Council OKs gazebo cameras, new policy
FRONT ROYAL – A divided Town Council voted Monday to put back the video cameras at the gazebo after pressure from residents and business owners.
Council debated the matter for about an hour, voting on various amendments to an original motion that ultimately approved the re-installation of cameras at the gazebo and set policies governing the use and installation of such devices in other public areas of Front Royal.
Council voted 4-2 to approve the re-installation and the policy. Councilwoman Bébhinn Egger and Councilman Bret W. Hrbek voted against the motion. Vice Mayor Hollis L. Tharpe and Councilmen John P. Connolly, Jacob L. Meza and Eugene R. Tewalt voted in favor of the motion.
The town took down the devices from the gazebo at Chester and Main streets at council’s request in December. The town installed the cameras in late 2013 to no fanfare without input from council. Council members who pushed to remove the cameras said more than once that the devices had not helped in any recent criminal investigations downtown.
Earlier this year residents as well as downtown property and business owners came before council on several occasions and urged members to put back the cameras, citing the use of devices as deterrents for crime and tools in police investigations.
During Monday’s council debate over the gazebo cameras and policy, members went back and forth on amendments to the original motion, most of which did not receive enough support. In some cases, Mayor Timothy W. Darr had to cast tie-breaking votes that showed his support for the installation and policies. Efforts by Egger and Hrbek to split the two ideas – cameras at the gazebo and a resolution setting the policies – or to delay action on the policy approval also failed.

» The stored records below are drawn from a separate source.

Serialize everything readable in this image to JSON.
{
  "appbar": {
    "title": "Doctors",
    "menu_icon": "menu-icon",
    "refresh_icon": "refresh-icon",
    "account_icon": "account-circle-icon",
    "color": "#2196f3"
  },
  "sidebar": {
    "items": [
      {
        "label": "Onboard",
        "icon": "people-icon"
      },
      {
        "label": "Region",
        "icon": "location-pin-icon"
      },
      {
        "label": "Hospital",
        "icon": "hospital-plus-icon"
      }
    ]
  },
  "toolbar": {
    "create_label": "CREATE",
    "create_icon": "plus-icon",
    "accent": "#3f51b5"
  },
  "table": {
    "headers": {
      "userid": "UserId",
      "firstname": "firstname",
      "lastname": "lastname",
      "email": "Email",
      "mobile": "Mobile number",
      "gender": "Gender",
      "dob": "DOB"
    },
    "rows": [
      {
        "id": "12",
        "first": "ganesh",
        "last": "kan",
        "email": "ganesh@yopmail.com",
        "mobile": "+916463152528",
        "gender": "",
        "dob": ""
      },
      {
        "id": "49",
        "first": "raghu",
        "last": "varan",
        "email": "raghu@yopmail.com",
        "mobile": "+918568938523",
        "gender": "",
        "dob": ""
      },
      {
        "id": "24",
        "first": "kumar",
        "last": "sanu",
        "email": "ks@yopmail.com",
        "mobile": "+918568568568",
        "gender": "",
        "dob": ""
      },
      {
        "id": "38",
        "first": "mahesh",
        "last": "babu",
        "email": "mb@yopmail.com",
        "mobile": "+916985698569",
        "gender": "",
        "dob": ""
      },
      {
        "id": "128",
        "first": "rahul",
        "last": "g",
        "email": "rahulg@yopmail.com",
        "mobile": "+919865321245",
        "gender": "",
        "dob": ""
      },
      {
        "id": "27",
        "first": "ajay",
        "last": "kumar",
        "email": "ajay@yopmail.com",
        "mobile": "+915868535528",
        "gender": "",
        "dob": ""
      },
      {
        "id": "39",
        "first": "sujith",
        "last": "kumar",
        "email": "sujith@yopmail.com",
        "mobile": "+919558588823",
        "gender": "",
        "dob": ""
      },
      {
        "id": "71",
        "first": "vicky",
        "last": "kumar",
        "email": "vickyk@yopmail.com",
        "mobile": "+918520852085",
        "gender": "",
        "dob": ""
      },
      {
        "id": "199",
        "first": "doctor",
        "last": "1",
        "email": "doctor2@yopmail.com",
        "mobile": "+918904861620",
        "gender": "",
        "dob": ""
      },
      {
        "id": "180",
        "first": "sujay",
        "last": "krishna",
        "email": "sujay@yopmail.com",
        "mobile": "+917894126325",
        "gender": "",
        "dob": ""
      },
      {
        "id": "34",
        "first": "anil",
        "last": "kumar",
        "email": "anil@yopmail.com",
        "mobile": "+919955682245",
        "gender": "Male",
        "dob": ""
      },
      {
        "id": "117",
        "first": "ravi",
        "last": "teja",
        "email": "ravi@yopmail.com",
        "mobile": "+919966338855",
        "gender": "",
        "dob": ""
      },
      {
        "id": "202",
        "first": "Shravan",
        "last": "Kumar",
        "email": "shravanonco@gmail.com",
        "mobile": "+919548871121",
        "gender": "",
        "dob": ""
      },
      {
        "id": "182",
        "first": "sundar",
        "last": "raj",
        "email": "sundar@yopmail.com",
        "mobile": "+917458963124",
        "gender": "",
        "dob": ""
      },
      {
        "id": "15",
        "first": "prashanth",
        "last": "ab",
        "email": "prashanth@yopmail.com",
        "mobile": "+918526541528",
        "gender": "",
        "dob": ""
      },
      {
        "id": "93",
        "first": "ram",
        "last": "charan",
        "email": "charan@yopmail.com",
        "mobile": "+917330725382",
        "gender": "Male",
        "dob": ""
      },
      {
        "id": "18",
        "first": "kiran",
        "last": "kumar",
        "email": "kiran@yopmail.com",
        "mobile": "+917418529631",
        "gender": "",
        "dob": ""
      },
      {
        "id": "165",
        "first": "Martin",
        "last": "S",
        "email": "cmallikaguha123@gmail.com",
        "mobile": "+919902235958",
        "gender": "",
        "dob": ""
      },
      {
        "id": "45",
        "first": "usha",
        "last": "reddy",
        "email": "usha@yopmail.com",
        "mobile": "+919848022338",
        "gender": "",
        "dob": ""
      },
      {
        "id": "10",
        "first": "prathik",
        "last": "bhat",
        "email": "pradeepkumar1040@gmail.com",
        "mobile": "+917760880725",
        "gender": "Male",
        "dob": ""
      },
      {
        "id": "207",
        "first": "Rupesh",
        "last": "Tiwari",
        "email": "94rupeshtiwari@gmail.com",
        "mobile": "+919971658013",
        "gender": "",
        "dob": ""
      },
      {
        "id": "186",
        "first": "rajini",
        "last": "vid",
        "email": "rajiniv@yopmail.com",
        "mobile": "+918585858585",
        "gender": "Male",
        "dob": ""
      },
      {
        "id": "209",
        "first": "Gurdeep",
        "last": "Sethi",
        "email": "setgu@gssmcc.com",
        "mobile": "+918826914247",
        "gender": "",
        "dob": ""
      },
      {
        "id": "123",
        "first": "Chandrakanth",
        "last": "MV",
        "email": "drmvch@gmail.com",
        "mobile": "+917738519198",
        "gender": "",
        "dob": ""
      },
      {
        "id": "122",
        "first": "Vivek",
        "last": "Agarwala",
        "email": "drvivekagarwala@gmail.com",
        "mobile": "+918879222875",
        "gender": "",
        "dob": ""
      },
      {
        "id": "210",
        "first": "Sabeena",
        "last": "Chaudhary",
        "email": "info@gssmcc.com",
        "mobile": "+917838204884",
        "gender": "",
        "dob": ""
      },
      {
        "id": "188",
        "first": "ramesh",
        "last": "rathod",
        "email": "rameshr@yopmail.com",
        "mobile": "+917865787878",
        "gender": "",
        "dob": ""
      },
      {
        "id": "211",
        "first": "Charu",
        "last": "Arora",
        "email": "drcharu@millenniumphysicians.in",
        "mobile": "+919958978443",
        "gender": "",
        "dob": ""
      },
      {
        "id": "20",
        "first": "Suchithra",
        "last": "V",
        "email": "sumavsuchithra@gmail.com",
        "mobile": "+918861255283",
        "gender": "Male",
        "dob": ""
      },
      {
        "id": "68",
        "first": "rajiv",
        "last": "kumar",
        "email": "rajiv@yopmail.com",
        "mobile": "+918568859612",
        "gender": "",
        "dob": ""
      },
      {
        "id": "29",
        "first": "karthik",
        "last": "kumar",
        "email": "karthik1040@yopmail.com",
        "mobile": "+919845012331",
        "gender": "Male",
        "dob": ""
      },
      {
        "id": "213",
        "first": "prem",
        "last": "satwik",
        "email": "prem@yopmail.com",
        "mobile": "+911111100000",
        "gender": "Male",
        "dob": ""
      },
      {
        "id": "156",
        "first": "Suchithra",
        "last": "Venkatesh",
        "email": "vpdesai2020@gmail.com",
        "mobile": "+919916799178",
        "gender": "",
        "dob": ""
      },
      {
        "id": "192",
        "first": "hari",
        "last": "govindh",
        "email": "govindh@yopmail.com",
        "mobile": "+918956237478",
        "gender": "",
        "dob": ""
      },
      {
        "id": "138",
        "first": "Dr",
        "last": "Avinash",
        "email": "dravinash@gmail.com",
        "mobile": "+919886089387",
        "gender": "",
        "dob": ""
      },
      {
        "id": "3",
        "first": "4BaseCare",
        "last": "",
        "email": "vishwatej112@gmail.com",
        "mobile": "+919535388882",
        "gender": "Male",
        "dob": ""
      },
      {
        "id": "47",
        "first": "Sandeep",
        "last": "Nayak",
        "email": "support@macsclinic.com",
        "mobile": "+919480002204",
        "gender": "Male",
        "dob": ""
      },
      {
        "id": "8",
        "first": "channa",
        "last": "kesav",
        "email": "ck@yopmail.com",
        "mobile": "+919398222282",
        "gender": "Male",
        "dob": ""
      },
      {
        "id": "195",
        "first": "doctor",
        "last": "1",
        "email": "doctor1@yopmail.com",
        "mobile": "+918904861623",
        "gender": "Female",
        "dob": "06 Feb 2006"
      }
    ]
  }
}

Hrbek suggested council should address the matter as it would a change to the town code, which would require a public hearing. Egger said the resolution and approval to reinstall cameras are not the same. She later argued that council might be trying to solve a problem that doesn’t exist, noting that only a small percentage of arrests occur around the gazebo.
Egger, Hrbek and Meza voted on the amendment to delay action on the original motion to reinstall the cameras and to approve the resolution. Vice Mayor Hollis L. Tharpe and Councilmen Eugene R. Tewalt and Connolly voted against the amendment. Darr broke the tie by voting against the amendment.
Burke told council that, with the approval of the resolution, staff members would recommend holding a public hearing to codify the regulations. Burke said after the meeting that the town doesn’t have a working digital video recorder and likely would not before the public hearing.
Egger asked Town Attorney Douglas Napier if video footage recorded by the town subject to requests under the Freedom of Information Act. Napier said he would need to do more research to provide a definitive answer. Burke said the police department is looking into software that would block out faces of people in the footage not part of an investigation.
Egger then sought to amend the original motion to reassess the effectiveness of the cameras in a year. Hrbek suggested the motion impose a sunset clause for the policy and cameras. That motion failed 4-3 with Darr breaking the tie. Another motion by Egger sought to give council, not the town manager, the authority to install cameras, passed by a vote of 4-2. Egger also sought to remove language from the resolution that calls for the town to install signs advising people of the existence of the cameras. The motion failed 5-1. Another motion Egger pushed to change the language of the resolution to limit access to the footage also failed.
Contact staff writer Alex Bridges at 540-465-5137 ext. 125, or email@example.com